The following terms describe strabismus by the positions of the eye:
Hypertropia is when the eye turns upwards
Hypotropia is when the eye turns downwards
Esotropia is when the eye turns inwards
Exotropia is when the eye turns outwards
Signs and symptoms in children
The sign of a squint is fairly obvious from an early age. One of the eyes does
not look straight ahead. A minor squint may be less noticeable.
Infants and newborns may go cross-eyed, especially if they are tired. This does
not mean that they have a squint. Parents can check with their doctor.
If a child has one eye closed, or turns their head when looking at you, this
could be a sign of double vision, and a possible squint. It is a good idea to see a
Strabismus is normally either present at birth or it develops in the first 6
months after birth.
Strabismus can lead to double vision if it returns in adulthood.
Untreated, it can lead to amblyopia, or 'lazy eye', in which the brain starts
ignoring input from one of the eyes.
The brain ignores one of the eyes to avoid double vision.
If there is poor vision in the affected eye, a child may benefit from wearing a
patch over the other eye to encourage the vision to develop.
Sometimes a squint that was treated successfully in childhood returns later in
This may lead to double vision in the adult because, by that time, the brain has
been trained to gather data from both eyes, so it cannot ignore one of them.
Strabismus can be:
congenital, meaning a person is born with it
hereditary, or running in families, suggesting a genetic link
the result of an illness or long-sightedness
due to a lesion on a cranial nerve
Treatment options include:
Glasses: If hypermetropia, or long-sightedness, is causing the squint,

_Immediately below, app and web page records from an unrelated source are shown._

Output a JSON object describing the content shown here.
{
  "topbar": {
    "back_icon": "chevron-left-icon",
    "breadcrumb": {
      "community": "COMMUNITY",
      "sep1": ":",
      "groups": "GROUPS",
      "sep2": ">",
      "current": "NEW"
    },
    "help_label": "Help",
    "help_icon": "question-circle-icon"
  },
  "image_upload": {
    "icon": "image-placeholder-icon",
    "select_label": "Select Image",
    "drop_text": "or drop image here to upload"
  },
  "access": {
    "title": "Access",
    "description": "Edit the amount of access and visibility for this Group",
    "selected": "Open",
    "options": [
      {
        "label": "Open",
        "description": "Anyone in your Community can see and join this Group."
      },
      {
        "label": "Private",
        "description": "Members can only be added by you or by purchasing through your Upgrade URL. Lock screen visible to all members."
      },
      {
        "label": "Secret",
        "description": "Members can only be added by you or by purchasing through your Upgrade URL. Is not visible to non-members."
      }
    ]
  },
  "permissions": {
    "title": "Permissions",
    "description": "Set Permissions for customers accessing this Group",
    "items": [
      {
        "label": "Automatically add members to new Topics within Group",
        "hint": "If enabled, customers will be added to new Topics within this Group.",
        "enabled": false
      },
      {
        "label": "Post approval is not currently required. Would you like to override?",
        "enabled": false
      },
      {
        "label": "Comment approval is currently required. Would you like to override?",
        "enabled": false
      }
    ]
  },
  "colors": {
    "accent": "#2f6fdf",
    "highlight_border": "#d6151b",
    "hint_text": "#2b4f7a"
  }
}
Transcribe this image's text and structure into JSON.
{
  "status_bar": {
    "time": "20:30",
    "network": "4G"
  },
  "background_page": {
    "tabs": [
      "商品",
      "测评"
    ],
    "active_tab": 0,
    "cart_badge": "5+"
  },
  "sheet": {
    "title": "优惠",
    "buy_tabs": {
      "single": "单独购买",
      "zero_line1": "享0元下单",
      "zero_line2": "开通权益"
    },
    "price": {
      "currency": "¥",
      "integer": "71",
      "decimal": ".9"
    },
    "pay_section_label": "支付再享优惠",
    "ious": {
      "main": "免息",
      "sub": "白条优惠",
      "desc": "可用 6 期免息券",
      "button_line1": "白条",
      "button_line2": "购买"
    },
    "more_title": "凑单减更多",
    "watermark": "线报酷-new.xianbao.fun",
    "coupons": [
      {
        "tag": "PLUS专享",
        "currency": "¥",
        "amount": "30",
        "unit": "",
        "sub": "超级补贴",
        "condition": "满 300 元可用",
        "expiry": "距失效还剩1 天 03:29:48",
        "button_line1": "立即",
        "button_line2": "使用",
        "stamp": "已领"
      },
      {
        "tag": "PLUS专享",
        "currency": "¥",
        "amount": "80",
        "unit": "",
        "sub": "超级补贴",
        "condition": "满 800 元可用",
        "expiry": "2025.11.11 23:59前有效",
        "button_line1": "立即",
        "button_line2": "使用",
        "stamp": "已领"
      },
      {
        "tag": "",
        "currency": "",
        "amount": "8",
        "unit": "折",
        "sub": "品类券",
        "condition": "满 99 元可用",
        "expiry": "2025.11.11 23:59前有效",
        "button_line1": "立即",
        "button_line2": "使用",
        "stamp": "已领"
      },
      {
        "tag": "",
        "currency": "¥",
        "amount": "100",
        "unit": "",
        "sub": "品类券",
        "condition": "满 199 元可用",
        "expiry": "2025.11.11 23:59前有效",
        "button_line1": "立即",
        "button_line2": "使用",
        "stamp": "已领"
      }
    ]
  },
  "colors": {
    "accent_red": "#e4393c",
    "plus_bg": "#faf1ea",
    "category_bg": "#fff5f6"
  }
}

glasses can usually correct it.
Eye patch: Worn over the good eye, a patch can get the other eye, the
one with the squint, to work better.
Botulinum toxin injection, or botox: this is injected into a muscle on the
surface of the eye. The doctor may recommend this treatment if no
underlying cause can be identified, and if signs and symptoms appear
suddenly. The botox temporarily weakens the injected muscle, and this
can help the eyes to align properly.
Eye drops and eye exercises may help.
Here at Mehta Eyecare Centre we have skilled Orthoptics, who specialises in
this field and guarantee a safe treatment, with all required facilities.